(PROBLEM DETAILS) Go line by line through the data below and work out how many lines contain "this"; the answer is that number alone.

(THE INPUT)
+ + +

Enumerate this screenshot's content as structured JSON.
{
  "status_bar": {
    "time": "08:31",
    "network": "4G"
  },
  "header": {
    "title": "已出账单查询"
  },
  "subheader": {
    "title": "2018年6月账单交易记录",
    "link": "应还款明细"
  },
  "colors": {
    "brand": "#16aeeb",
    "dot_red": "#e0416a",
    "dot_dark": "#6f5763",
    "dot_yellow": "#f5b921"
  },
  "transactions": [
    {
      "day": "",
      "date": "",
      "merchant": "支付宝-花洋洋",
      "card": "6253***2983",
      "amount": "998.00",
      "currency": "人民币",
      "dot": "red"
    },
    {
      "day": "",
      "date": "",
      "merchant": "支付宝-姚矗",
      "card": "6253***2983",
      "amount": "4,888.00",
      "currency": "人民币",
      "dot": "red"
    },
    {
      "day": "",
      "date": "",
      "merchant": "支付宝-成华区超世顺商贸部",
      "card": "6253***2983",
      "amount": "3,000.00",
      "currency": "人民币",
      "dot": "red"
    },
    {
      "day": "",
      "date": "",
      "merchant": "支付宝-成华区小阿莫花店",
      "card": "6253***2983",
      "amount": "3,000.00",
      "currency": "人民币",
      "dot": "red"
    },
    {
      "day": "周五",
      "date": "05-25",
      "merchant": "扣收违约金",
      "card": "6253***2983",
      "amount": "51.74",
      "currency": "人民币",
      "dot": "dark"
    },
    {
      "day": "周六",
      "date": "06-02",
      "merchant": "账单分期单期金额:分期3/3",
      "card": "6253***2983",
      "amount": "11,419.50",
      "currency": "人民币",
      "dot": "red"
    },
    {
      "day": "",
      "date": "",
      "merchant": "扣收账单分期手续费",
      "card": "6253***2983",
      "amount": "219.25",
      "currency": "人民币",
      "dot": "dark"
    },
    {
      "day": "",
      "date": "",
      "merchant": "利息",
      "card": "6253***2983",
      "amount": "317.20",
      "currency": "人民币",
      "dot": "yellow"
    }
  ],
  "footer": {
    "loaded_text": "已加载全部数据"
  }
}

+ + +

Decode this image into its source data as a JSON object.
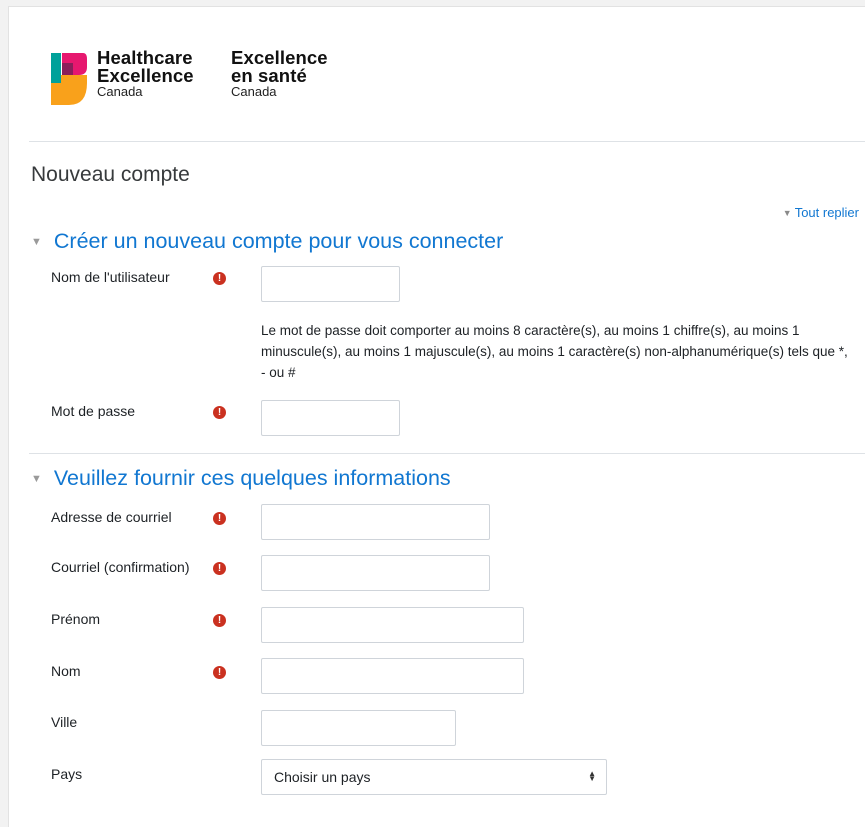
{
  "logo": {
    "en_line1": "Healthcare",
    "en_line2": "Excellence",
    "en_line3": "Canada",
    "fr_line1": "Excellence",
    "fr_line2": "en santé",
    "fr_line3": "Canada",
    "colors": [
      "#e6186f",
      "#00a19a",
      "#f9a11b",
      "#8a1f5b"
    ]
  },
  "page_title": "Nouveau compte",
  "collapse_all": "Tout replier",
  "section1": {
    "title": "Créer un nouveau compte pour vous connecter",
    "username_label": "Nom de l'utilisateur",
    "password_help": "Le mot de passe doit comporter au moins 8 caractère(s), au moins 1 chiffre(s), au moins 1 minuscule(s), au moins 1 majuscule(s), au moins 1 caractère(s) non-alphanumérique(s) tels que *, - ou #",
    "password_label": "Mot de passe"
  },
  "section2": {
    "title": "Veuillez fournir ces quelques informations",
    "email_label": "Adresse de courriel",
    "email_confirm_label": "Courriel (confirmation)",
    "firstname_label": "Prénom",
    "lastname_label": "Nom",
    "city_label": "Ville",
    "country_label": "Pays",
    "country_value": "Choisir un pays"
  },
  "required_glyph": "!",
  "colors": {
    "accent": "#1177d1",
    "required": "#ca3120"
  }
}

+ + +

(OUTPUT OF THE TASK) 2